Oman is a case study in vulnerability; in 2017 China accounted for approximately 44 percent of its exports. This is down slightly from the year before, when it was about 48 percent. In the summer of 2017, a group of Chinese financial institutions issued a $3.55 billion loan that allowed the Omani government to cover its fiscal deficit. At the end of last year, Oman’s state-owned Electricity Holding Company sold a 49 percent stake to Grid Corporation of China, raising $1 billion. Even so, the government still projected a 2019 budget deficit of over $7 billion, or approximately 9 percent of its GDP. With an economy that is already in trouble, China going offline hits Oman especially hard.
Other Gulf states are less vulnerable but still quite sensitive to a Chinese economic downturn. Saudi Arabia has enjoyed a windfall with US sanctions against Iran, leading to a dramatic increase in oil exports to China, up nearly 100 percent between August 2018 and July 2019. Before the coronavirus outbreak, China averaged between 1.8 – 2 million barrels per day from Saudi; that has dropped by 500,000 bpd. While far less leveraged than Oman, the Saudis are highly sensitive to a sudden slowdown in demand from the world’s largest oil consumer.

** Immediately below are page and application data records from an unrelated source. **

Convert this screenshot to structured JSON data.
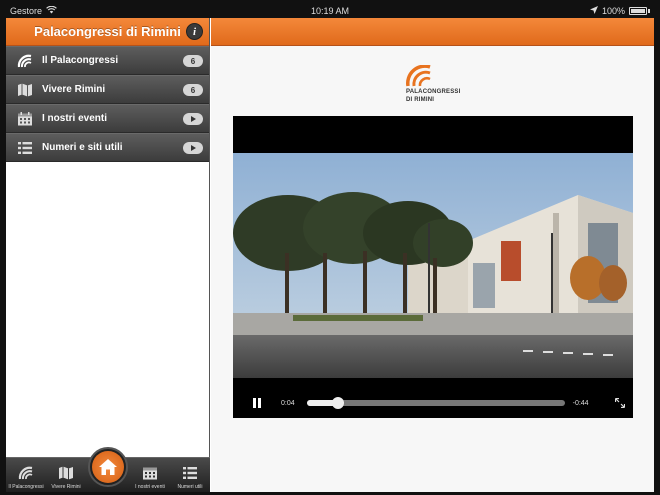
{
  "status_bar": {
    "carrier": "Gestore",
    "time": "10:19 AM",
    "battery": "100%"
  },
  "sidebar": {
    "title": "Palacongressi di Rimini",
    "info_label": "i",
    "items": [
      {
        "label": "Il Palacongressi",
        "badge": "6",
        "icon": "palacongressi-logo-icon"
      },
      {
        "label": "Vivere Rimini",
        "badge": "6",
        "icon": "map-icon"
      },
      {
        "label": "I nostri eventi",
        "badge": "",
        "icon": "calendar-icon"
      },
      {
        "label": "Numeri e siti utili",
        "badge": "",
        "icon": "list-icon"
      }
    ]
  },
  "tabbar": {
    "tabs": [
      {
        "label": "Il Palacongressi",
        "icon": "palacongressi-logo-icon"
      },
      {
        "label": "Vivere Rimini",
        "icon": "map-icon"
      },
      {
        "label": "",
        "icon": "home-icon"
      },
      {
        "label": "I nostri eventi",
        "icon": "calendar-icon"
      },
      {
        "label": "Numeri utili",
        "icon": "list-icon"
      }
    ]
  },
  "content": {
    "logo_line1": "PALACONGRESSI",
    "logo_line2": "DI RIMINI",
    "video": {
      "current_time": "0:04",
      "remaining_time": "-0:44",
      "progress": 0.12
    }
  },
  "colors": {
    "accent": "#e8731f",
    "menu_bg": "#4a4a4a"
  }
}
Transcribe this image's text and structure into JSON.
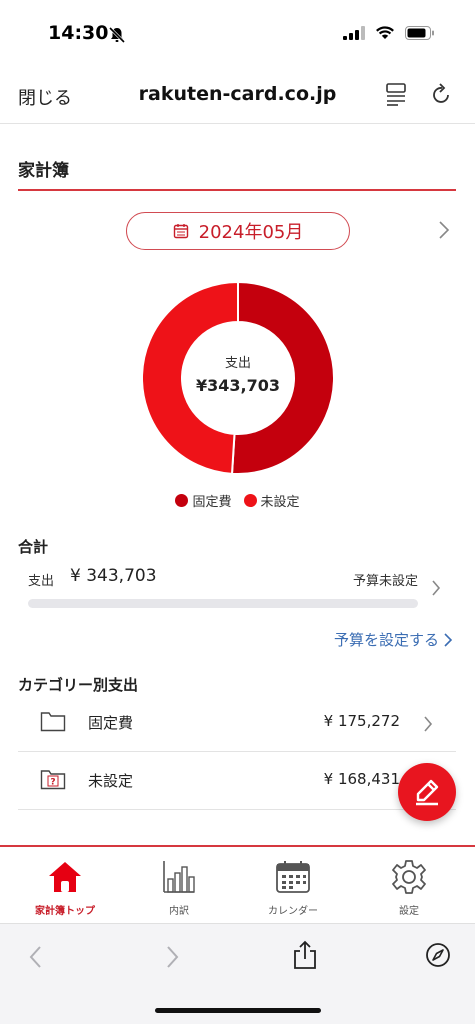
{
  "status": {
    "time": "14:30"
  },
  "browser": {
    "close_label": "閉じる",
    "url": "rakuten-card.co.jp"
  },
  "page": {
    "title": "家計簿",
    "month": "2024年05月"
  },
  "donut": {
    "label": "支出",
    "value": "¥343,703",
    "segments": [
      {
        "name": "固定費",
        "amount": 175272,
        "color": "#c4000d"
      },
      {
        "name": "未設定",
        "amount": 168431,
        "color": "#ee1218"
      }
    ]
  },
  "legend": [
    {
      "label": "固定費",
      "color": "#c4000d"
    },
    {
      "label": "未設定",
      "color": "#ee1218"
    }
  ],
  "total": {
    "heading": "合計",
    "label": "支出",
    "value": "¥ 343,703",
    "budget_status": "予算未設定",
    "progress": 0
  },
  "set_budget_label": "予算を設定する",
  "categories": {
    "heading": "カテゴリー別支出",
    "items": [
      {
        "name": "固定費",
        "amount": "¥ 175,272",
        "icon": "folder-icon"
      },
      {
        "name": "未設定",
        "amount": "¥ 168,431",
        "icon": "folder-question-icon"
      }
    ]
  },
  "tabs": [
    {
      "label": "家計簿トップ",
      "icon": "home-icon",
      "active": true
    },
    {
      "label": "内訳",
      "icon": "bar-chart-icon",
      "active": false
    },
    {
      "label": "カレンダー",
      "icon": "calendar-icon",
      "active": false
    },
    {
      "label": "設定",
      "icon": "gear-icon",
      "active": false
    }
  ],
  "colors": {
    "accent": "#c81e2a",
    "link": "#3b6db3",
    "fab": "#e8151f"
  }
}
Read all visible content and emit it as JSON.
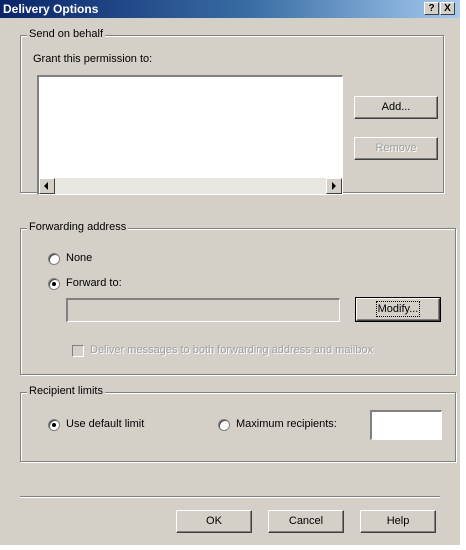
{
  "window": {
    "title": "Delivery Options",
    "help_btn": "?",
    "close_btn": "X"
  },
  "send_on_behalf": {
    "legend": "Send on behalf",
    "grant_label": "Grant this permission to:",
    "add_label": "Add...",
    "remove_label": "Remove"
  },
  "forwarding": {
    "legend": "Forwarding address",
    "none_label": "None",
    "forward_to_label": "Forward to:",
    "selected": "forward_to",
    "forward_value": "",
    "modify_label": "Modify...",
    "deliver_both_label": "Deliver messages to both forwarding address and mailbox",
    "deliver_both_checked": false
  },
  "recipient_limits": {
    "legend": "Recipient limits",
    "default_label": "Use default limit",
    "maximum_label": "Maximum recipients:",
    "selected": "default",
    "maximum_value": ""
  },
  "footer": {
    "ok_label": "OK",
    "cancel_label": "Cancel",
    "help_label": "Help"
  }
}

One thing that becomes increasingly obvious in the Gulf is the desperate need for sustainable economic diversification. All of the GCC states have embarked upon “Vision” development programs that are designed to steer them away from single-resource rentier models in the hope that they can transition to post-hydrocarbon ones. However, these programs rely on revenue from energy exports to build their post-energy sectors, and lower oil prices in recent years strain those efforts. The current shock to global energy markets, with prices down around 15 percent since the start of the year, makes it especially difficult to manage.
Beyond the impact on trade, there are other economic effects that have already impacted the Gulf. Saudi Arabia has suspended Umrah—an Islamic pilgrimage to Mecca that can take place at any time—for citizens and residents, and suspended entry of foreign pilgrims coming to visit Mecca and Medina. Beyond the religious consequences for those affected, there is a material result as well, as pilgrimage is an important source of revenue for Saudi Arabia. Dubai, the rare regional economy not based on energy, is no better off. Its hospitality industry has enjoyed a boom in Chinese tourists in recent years, receiving nearly 1 million in 2019. Hotels were already experiencing their lowest average daily rate since 2003, and with business travel being curtailed and conferences canceled, that sector is experiencing a coronavirus crash. With so much riding on Dubai Expo 2020, the threat of a prolonged public health crisis could be devastating to the emirate’s economy. While more resilient, Abu Dhabi is feeling the impact too; a cycling race that was to be held in late February was canceled when two Italian participants were diagnosed. As a result, two of its five-star Yas Island hotels, the Crown Plaza and W, have been locked down.
While a global pandemic is about more than economic issues, it does underscore some of the strengths and weaknesses in state capacity. For the GCC states perhaps one major takeaway is the urgent need for their “Visions” to become a reality.
Jonathan Fulton is a senior nonresident fellow with the Atlantic Council. He is also an assistant professor of political science at Zayed University in Abu Dhabi. Follow him on Twitter: @jonathandfulton.